I have a feeling that if you were to analyze troop fatalities and injuries, you'd find the largest percentages concentrated in poor, and "politically insignificant" states like Ohio, West Virginia, Wisconsin, etc., as opposed to electoral-rich states like Texas, Florida and California.

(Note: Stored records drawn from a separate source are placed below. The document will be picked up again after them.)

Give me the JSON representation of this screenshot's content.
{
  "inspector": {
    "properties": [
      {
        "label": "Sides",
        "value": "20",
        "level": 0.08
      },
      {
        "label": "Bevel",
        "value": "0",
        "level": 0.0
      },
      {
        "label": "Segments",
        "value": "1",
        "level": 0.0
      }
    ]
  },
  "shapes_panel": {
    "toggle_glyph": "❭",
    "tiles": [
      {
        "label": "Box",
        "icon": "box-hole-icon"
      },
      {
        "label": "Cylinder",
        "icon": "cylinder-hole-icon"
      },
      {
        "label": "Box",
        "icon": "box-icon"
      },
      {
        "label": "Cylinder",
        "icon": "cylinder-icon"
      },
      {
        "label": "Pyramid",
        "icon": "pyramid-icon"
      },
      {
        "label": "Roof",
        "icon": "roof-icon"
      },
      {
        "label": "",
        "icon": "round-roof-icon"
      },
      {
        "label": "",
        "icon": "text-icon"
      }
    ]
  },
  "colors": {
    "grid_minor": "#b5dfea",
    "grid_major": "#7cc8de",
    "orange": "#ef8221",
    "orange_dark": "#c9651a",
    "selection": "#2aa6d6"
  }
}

You might also find that many of our troop fatalities come from poor and minority backgrounds, from which various conclusions could also be made...

I for one, would be very interested to see where Texas and Florida fall in the lists of statewide casualties, based on percentages of population, --or even the totals, for that matter!

We're approaching 2000 total U.S. Fatalities, with nearly 15,000 seriously wounded, in the month of October, 2005

Read more...

Anonymous

Dear Freakonomists,
Here's a fascinating social experiment for you. -Or maybe it should be considered more of a simple analysis of American troop fatalities in the Iraq war, in relation to the dispersion of actual data such as: age, race, branch of military and state origins.

I have a feeling that if you were to analyze troop fatalities and injuries, you'd find the largest percentages concentrated in poor, and "politically insignificant" states like Ohio, West Virginia, Wisconsin, etc., as opposed to electoral-rich states like Texas, Florida and California. You might also find that many of our troop fatalities come from poor and minority backgrounds, from which various conclusions could also be made...

I for one, would be very interested to see where Texas and Florida fall in the lists of statewide casualties, based on percentages of population, --or even totals, for that matter...

We're approaching 2000 U.S. Fatalities, with nearly 15,000 seriously wounded, in the month of October, 2005

Read more...